To create stakes, your characters must be at risk of losing something. Make sure those stakes are enough to keep readers interested. Then, end the story in a way that pays off for readers. Surprise them! Don’t come up with a silly twist ending that doesn’t fulfill your narrative, but avoid writing the first ending you think of as well. Readers will see it coming from a mile away.


For examples of effective short story endings, watch a season of The Twilight Zone. Those writers knew how to subvert expectations with endings that felt earned.  



In flash fiction, you need to cut your story down to the bare bones. You don’t have room for extraneous dialogue or narration. Every word should push the story forward.


Remember to show, don’t tell. If a character is walking down a street and a stranger points a gun at them, don’t explain to readers what's happening. Instead, depend on subtext. Hint at setting, characterization, and backstory, then let readers fill in the blanks. Spend your words on vivid imagery and powerful prose instead.


Readers love stories that challenge them, stories that put their imagination to work. They want to excavate narratives and find meaning on their own. What they don’t want are stories that are spoon fed to them with tedious narration.



There are many professional writers who have mastered flash fiction. You should be reading their work for two reasons:


Firstly, you can’t master a form of writing without first reading that form for a few hundred hours. In fact, don’t even start writing until you’ve read ten or twenty flash stories from professional writers. That way you can find inspiration while learning the ins and outs of a good flash story.


The second reason to read great flash fiction is that they’re fun. Reading flash fiction is a great way to pass time. A good flash fiction story will always be satisfying despite its brevity. Don’t believe me? Check out the [the stories in this issue].

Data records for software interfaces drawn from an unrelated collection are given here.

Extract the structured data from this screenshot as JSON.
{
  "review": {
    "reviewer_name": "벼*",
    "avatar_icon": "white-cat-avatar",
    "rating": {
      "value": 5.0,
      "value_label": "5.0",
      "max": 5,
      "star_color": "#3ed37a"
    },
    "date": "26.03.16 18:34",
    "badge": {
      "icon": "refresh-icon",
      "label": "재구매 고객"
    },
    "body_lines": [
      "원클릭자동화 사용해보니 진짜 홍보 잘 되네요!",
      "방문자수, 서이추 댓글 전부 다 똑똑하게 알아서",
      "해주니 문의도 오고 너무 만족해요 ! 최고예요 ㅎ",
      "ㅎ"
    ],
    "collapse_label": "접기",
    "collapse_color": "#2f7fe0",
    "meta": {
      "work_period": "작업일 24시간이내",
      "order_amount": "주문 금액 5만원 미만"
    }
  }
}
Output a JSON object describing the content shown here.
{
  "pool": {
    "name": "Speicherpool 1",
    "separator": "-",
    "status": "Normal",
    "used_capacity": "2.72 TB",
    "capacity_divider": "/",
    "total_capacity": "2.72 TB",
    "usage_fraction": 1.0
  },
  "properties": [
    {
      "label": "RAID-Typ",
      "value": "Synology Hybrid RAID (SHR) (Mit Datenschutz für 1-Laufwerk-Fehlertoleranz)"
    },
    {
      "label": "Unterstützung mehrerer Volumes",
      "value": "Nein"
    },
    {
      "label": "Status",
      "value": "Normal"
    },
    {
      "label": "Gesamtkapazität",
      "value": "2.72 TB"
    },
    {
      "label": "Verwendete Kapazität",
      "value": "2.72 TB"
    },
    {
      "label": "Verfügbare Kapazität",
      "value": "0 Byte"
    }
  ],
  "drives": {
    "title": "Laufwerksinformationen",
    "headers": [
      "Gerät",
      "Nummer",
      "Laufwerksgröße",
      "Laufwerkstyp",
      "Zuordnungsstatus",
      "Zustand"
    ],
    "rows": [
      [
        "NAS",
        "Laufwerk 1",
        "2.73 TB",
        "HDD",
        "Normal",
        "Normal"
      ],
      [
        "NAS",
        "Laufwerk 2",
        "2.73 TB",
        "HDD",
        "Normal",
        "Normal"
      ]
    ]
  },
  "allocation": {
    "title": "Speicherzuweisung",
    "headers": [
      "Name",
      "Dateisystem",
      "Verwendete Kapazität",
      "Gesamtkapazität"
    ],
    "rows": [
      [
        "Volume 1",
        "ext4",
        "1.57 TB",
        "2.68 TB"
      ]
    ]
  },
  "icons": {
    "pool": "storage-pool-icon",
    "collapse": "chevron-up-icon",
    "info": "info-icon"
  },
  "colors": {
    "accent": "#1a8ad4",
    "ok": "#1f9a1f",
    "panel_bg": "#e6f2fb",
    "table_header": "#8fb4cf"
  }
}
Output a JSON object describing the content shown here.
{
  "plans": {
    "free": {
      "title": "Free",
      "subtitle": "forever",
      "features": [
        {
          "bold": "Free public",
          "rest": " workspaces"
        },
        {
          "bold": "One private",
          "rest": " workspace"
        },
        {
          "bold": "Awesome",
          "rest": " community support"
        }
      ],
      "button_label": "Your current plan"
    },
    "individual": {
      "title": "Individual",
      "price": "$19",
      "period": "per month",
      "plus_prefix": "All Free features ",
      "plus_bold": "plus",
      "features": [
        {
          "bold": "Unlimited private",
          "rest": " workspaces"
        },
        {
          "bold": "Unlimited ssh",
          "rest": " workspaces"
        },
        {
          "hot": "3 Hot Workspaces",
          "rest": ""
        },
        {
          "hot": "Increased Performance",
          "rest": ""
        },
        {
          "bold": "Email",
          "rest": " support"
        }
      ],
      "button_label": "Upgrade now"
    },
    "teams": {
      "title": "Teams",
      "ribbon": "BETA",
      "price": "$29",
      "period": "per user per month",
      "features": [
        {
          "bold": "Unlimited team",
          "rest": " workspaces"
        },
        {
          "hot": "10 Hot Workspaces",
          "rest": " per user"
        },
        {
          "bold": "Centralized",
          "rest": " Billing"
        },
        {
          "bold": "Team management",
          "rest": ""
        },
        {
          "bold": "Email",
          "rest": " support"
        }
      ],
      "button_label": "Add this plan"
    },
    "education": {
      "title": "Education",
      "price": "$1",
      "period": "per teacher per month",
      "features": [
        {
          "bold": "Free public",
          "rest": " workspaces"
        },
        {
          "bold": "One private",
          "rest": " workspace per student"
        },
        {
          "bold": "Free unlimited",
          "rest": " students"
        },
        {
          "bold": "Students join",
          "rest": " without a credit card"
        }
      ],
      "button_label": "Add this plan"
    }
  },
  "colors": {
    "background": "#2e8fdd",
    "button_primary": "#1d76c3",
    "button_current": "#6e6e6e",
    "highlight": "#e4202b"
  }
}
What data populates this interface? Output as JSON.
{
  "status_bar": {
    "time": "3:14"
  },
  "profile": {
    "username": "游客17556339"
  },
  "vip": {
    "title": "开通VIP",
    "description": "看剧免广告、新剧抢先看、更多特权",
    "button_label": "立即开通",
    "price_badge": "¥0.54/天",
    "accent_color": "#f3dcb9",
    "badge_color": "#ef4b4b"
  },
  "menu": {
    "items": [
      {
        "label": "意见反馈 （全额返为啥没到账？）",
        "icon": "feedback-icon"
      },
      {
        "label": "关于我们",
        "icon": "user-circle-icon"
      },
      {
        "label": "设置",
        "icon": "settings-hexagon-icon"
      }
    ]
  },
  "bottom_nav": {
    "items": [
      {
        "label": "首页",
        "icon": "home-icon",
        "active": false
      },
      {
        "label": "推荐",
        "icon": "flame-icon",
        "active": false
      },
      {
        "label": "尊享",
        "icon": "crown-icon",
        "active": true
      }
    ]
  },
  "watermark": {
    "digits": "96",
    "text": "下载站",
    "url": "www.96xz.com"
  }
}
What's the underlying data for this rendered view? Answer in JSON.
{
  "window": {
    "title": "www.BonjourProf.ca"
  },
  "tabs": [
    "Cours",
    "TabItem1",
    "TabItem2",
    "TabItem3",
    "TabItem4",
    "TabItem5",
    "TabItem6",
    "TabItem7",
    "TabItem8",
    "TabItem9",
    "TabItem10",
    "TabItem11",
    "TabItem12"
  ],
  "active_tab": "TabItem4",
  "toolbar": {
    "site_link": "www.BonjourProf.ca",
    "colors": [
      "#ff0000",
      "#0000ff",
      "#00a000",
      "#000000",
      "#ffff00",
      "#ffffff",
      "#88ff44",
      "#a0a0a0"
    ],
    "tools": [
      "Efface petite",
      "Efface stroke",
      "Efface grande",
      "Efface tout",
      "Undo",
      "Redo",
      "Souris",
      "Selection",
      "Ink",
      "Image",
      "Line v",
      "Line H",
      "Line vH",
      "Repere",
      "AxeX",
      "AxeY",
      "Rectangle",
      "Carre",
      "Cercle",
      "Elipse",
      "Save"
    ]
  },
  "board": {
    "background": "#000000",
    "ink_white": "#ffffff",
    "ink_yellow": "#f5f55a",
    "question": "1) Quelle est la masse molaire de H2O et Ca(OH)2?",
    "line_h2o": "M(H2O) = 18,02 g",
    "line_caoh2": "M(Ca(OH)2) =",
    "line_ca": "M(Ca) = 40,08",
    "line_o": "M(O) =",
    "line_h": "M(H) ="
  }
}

Now that you have a place to start, go out and find a few more flash stories to read. See if your favorite author has some flash fiction on their resume. Once you’ve read enough and feel you have a handle on the form, try writing a flash fiction story yourself.


Flash fiction is a challenging form that forces the writer to distill all the elements of a good story into 1,000 words or less. If you’re able to write a thrilling flash story that engages readers, then writing that novel will be a breeze.

Enjoy this 3rd/Spring Issue, and submit for our Fall 2021 Issue today!








A very worthwhile read.

Kevin Russell, USA

OMG, I love the name and concept...

Abby Rose Manis, USA


It's a pleasure to see such a quality debut; there are so many wannabes.

John Mannone, USA


Thanks for giving little-ature, as you cleverly put it, this wonderful platform.


Blake Kirkland, USA


Beautifully presented.

Lynn White, USA